Governmental efforts to reduce greenhouse gas emissions and require polluters to pay have raised questions about the effect that such rules can have on energy-intensive industries such as manufacturing. Some opponents to such limits argue that electricity prices will be driven up substantially and large numbers of jobs in energy-intensive industries will be lost. Targets for reducing emissions have already been legislated in places such as California, a state whose voters debated the jobs question during a 2010 ballot initiative to suspend the emissions rules.
A 2010 study by UCLA and Dartmouth College for the National Bureau of Economic Research, “How Do Energy Prices, and Labor and Environmental Regulations Affect Local Manufacturing Employment Dynamics?” looks at companies’ choices on where to locate their factories and facilities in response to state and local laws and business conditions. The study focuses on three areas — labor laws, electricity prices and the relative strength of Clean Air Act regulations — to assess why manufacturing may cluster in certain areas. The researchers then examine the potential impact of climate change-related laws that put a price on greenhouse gas emissions.
The study’s findings include:
- Areas of the U.S. with weaker union protections, lower energy prices and more lax air pollution regulations see a higher concentration of energy-intensive industries.
- While energy prices play a role in the choice of sites for some manufacturing industries, such prices are only a significant factor in a limited number of industries.

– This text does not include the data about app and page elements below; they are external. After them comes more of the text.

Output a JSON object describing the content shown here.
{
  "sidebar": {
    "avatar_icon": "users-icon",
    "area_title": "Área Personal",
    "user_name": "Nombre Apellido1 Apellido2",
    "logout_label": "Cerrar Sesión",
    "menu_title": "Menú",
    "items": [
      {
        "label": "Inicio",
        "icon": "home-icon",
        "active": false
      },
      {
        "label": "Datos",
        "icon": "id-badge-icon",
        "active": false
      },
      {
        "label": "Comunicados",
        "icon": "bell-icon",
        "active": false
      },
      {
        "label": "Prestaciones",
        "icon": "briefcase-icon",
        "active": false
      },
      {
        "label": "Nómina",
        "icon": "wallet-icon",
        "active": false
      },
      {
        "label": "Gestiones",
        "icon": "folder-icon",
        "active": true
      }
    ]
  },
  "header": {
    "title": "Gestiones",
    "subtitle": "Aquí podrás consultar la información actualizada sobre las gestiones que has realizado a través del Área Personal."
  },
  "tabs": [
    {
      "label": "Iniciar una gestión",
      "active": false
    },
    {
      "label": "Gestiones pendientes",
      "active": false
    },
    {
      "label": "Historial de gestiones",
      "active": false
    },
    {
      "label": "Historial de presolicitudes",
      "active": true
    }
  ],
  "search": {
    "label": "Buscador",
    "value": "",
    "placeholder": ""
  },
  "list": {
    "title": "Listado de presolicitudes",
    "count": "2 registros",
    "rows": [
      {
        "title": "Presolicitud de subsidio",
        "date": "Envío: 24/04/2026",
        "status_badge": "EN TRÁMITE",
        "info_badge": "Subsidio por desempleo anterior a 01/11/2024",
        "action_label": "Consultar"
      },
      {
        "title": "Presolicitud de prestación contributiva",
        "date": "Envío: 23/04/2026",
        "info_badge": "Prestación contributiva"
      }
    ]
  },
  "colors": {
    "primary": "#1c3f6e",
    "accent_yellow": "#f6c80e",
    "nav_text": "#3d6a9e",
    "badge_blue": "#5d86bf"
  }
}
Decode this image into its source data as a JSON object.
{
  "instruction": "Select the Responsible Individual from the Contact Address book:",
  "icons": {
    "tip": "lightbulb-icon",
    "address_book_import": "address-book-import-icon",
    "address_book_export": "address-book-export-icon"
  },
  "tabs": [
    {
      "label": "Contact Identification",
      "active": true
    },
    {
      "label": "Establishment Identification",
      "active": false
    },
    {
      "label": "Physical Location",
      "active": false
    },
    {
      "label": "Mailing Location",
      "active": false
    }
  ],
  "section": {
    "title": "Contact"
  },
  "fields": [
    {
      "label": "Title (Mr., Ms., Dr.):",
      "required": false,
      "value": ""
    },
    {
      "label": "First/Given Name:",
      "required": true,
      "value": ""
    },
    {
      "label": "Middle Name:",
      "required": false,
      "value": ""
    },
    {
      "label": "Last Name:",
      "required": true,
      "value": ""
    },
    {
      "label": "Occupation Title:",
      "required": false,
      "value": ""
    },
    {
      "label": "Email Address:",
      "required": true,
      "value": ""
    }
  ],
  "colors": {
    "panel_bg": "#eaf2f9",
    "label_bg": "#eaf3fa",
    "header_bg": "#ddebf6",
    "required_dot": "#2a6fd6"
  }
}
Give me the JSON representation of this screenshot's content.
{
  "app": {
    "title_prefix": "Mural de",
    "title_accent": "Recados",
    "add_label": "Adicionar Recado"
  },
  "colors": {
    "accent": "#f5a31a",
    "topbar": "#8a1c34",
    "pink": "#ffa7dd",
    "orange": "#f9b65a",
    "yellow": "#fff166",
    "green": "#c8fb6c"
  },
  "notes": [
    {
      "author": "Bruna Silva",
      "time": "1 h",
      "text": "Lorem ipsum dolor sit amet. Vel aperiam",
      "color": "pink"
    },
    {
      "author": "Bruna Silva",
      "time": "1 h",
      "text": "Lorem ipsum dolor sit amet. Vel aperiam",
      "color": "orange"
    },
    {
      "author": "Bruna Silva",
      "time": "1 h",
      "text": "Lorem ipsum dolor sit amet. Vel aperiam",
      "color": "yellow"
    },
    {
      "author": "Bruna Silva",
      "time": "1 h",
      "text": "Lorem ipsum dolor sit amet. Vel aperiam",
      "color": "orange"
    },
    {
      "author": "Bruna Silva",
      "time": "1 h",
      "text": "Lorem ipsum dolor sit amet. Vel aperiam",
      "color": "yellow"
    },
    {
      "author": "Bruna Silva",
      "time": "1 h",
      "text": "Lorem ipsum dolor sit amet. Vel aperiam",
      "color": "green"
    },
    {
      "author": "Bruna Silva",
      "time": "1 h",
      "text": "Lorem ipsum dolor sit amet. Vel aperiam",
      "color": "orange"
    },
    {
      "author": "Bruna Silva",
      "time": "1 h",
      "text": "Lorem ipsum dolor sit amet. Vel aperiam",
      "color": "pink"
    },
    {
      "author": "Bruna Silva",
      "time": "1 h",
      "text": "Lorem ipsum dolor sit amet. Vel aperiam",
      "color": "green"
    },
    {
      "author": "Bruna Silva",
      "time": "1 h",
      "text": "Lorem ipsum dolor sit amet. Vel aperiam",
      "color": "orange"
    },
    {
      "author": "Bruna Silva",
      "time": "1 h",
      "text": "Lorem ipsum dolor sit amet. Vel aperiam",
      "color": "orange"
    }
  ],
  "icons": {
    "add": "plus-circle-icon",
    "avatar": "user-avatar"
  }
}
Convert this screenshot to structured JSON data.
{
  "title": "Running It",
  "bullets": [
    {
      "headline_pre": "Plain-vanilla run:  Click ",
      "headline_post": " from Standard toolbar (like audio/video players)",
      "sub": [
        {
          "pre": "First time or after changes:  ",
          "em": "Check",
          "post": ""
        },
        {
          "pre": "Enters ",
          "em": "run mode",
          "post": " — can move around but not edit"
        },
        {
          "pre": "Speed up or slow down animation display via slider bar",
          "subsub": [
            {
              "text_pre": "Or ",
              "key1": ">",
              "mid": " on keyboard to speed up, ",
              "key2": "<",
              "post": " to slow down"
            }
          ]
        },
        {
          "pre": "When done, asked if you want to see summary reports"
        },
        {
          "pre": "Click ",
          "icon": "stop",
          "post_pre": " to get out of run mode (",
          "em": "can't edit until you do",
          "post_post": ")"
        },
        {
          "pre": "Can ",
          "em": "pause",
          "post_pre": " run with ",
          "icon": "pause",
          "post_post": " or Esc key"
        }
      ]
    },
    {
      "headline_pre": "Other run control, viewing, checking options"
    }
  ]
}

- If places such as California and the northeastern United States, where emissions reduction targets have also been legislated, introduce a $15 per ton cap-and-trade program, job losses on the order of 0.1% to 1.1% could be expected.
Overall, the study’s researchers found that the effect of electricity price on where manufacturers choose to locate was “modest.”
Tags: California, global warming, greenhouse gases, pollution, organized labor